Join this three-part series to learn about the latest legal and regulatory developments, as well as key issues faced by federal, regional and local public energy providers with respect to these facilities – including a thorough review of 5G wireless technologies. Learn how public energy providers of all sizes have been able to negotiate agreements and manage wireless facilities and, in some cases, exploit the new business opportunities offered by these facilities. In its declaration judgment, WCB states that Section 1.1403 (b) of the Commission`s Pole Fixing Rules requires denial of access to the pole in order to be specific, to include relevant evidence and information to support the refusal, and to explain how this evidence and information support a denial of access on grounds of lack of capacity, security, reliability or technical standards. Therefore, in light of the Commission`s previous statements prohibiting general denial of access to Poland, the WCB states that «utility companies must not impose categorical bans on access to the pole which do not require the distribution company to provide a reason for denying access to the mast or annex in question.» In this context, WCB decided that a distribution company could not simply ban all growing equipment in the «unusable room» on its pylons. Managers, engineers, lawyers and other representatives of public energy suppliers who own or control towers, canals, lines, towers, buildings or other facilities that support wireless or wireless communications facilities. WCB has not resolved a third aspect of the CTIA petition, which calls for a declaration that the term «pole» includes light masts; this question has not yet been asked. At the Commission`s request to comment on CTIA`s petition, numerous parties have provided evidence that distribution companies have generally imposed the installation of certain equipment on pylons and/or fasteners on certain feeder sectors, without the supply company`s decision having a clear safety or engineering basis for the specific pylons concerned. Commentators also complained that distribution companies continue to use their monopoly control over access to the pole to impose conditions in polishing agreements that are less favourable than generally provided by FCC rules. CTIA also called on the Commission to declare that the term «pole» encompasses light poles in order to demand non-discriminatory access to fair and equitable conditions, conditions and conditions. In support, the CTIA submitted that «distribution companies continue to deny access to light towers and obstruct use,» and has often demanded a full access or denial of access premium.

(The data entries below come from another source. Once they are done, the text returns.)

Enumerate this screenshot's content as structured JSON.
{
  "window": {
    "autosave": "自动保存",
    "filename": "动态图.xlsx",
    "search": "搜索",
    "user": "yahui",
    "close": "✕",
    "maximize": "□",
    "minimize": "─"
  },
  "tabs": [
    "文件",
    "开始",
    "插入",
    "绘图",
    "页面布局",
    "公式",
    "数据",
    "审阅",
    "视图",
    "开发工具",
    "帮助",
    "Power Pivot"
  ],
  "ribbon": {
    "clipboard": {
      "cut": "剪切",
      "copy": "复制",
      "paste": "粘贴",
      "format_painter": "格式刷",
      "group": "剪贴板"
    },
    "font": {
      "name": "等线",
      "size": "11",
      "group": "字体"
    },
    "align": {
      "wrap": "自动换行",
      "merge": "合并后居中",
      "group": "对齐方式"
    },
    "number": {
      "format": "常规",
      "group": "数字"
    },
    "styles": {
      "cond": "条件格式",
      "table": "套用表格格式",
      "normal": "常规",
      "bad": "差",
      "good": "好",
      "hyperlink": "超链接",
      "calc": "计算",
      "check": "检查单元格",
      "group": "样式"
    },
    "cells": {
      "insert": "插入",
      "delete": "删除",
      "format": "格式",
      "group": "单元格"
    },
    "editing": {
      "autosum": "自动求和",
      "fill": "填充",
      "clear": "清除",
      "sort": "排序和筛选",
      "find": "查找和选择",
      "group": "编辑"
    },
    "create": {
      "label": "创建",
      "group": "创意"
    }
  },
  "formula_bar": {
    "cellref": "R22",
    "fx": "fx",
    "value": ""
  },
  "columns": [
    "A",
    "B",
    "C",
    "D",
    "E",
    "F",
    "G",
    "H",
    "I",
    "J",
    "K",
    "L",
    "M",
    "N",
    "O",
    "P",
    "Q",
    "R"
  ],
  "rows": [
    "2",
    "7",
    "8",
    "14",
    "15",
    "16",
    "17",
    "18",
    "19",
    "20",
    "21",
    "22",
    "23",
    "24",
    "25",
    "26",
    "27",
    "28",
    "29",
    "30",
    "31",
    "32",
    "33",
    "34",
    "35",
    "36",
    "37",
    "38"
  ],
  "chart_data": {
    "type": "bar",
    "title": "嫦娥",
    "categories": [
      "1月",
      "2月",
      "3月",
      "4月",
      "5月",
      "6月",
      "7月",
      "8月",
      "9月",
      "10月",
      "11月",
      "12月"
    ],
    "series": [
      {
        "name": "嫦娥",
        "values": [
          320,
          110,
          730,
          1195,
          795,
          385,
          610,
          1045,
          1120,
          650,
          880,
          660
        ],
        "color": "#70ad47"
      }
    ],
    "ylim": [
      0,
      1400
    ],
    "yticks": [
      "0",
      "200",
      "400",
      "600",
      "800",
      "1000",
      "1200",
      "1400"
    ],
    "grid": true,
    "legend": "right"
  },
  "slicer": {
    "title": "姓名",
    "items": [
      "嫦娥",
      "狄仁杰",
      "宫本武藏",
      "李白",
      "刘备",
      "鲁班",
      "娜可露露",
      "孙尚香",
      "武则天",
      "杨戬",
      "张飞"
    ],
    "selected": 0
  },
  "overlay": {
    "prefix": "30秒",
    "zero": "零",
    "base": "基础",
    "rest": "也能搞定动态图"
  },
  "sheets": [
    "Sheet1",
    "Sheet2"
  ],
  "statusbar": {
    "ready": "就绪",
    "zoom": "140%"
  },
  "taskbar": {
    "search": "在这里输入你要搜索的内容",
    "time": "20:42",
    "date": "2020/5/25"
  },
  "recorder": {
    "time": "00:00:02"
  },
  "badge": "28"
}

W.B. indicated that it would not address this aspect of CTIA`s petition in its reporting decision and would maintain it at a later date on the future solution. With the Wireline 2018 Infrastructure Regulation, the Commission has fundamentally pushed back the federal framework for the attachment to the pole by adopting new rules allowing some Attachern to carry out the work necessary to prepare a pole for a new facility and by reaffirming that utility companies must provide a written declaration regarding the denial of access to the pole, which is specific to the pole and the installation.